As it prepares to emerge from bankruptcy within the next few weeks as a new company run by Italian automaker Fiat, Chrysler has requested $224 million in loans from the Department of Energy to create electric and plug-in hybrid versions of some of its high-volume vehicles.
In three proposals, Chrysler outlined a planthat asks the DOE to match a $224-million investment Chrysler itself is making in electric versions of the Dodge Ram 1500 truck and the Chrysler Town & Country minivans. The combined $448 million would be used "to rapidly bring Electric Vehicles and Plug-in Hybrid-electric Vehicles to market."
$365 million of the funds would be used to create the Transportation Electrification Initiative. That program would produce 100 plug-in hybrid Dodge Ram trucks and 100 Chrysler Town & Country minivans to be tested by Chrysler customers and partners.
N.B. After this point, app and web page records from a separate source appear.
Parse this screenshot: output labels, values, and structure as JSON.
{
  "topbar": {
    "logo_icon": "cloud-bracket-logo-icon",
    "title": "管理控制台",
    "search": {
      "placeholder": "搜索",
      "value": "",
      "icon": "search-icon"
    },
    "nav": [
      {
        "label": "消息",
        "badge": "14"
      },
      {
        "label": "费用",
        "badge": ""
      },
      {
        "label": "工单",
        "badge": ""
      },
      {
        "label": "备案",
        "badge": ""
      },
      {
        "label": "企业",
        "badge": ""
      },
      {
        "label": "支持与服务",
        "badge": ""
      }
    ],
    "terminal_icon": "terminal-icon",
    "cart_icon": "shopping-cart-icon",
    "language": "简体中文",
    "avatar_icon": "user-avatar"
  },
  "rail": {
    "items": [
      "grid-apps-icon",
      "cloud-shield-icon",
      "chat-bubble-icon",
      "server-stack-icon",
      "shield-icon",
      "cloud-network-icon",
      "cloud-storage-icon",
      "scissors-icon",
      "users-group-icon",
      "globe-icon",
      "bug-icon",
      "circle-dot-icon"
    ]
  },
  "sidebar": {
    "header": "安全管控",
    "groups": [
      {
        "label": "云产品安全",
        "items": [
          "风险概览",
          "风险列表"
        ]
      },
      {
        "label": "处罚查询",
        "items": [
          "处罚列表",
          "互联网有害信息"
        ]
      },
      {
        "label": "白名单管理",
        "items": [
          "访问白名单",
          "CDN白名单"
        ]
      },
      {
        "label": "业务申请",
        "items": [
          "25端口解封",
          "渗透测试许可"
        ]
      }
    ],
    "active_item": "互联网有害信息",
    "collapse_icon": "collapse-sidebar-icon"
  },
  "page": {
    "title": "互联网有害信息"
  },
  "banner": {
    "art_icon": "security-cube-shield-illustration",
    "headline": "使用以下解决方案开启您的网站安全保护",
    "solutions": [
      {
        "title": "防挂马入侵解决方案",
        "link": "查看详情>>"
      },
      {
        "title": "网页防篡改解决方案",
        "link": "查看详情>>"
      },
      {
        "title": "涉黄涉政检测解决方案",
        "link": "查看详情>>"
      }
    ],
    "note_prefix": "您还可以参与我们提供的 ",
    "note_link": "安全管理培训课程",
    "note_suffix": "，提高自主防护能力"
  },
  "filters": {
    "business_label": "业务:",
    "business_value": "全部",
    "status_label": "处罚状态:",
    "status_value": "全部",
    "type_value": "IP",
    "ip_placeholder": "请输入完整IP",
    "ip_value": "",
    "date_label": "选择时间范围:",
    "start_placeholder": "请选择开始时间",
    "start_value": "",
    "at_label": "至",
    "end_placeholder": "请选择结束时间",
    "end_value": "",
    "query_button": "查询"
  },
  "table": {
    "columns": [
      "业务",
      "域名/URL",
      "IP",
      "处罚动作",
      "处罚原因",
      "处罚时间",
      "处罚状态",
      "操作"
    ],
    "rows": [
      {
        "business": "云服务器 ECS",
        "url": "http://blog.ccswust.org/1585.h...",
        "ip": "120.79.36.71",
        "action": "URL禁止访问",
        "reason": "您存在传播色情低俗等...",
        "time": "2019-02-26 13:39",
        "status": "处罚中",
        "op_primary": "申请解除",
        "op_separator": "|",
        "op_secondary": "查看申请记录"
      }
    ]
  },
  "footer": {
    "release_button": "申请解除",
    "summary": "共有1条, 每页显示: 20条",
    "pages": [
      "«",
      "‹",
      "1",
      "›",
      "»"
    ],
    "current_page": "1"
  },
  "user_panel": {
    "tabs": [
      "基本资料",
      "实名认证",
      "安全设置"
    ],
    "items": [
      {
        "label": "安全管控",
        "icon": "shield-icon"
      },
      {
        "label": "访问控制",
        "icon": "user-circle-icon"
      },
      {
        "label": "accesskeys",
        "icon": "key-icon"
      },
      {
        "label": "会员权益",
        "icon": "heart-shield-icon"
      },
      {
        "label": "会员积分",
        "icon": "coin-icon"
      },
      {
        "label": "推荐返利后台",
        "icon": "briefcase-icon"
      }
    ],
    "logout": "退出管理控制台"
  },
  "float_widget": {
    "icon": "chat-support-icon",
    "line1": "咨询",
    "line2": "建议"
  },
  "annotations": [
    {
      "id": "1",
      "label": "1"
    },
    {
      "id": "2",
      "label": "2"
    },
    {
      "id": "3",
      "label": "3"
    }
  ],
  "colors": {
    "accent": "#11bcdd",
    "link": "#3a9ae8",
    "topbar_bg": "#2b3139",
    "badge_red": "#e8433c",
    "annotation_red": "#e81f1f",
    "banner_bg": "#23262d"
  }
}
An additional 165 Chrysler Town & Country cargo vans would be converted to electric vehicles through Chrysler's ENVI program and delivered to U.S. Postal Service locations for daily mail service in four regions throughout the country.
The remaining $83 million would be used to build a new vehicle electrification and manufacturing center in Michigan by 2010. The facility would develop and test electric-drive manufacturing components, as well as assemble range-extended electric vehicles. Chrysler says the location would produce more than 20,000 units each year.
Seeing how the DOE can only give loans for "green" technology to entities deemed financially viable, we have only one question about the proposal: Does this mean Chrysler now views itself as financially viable?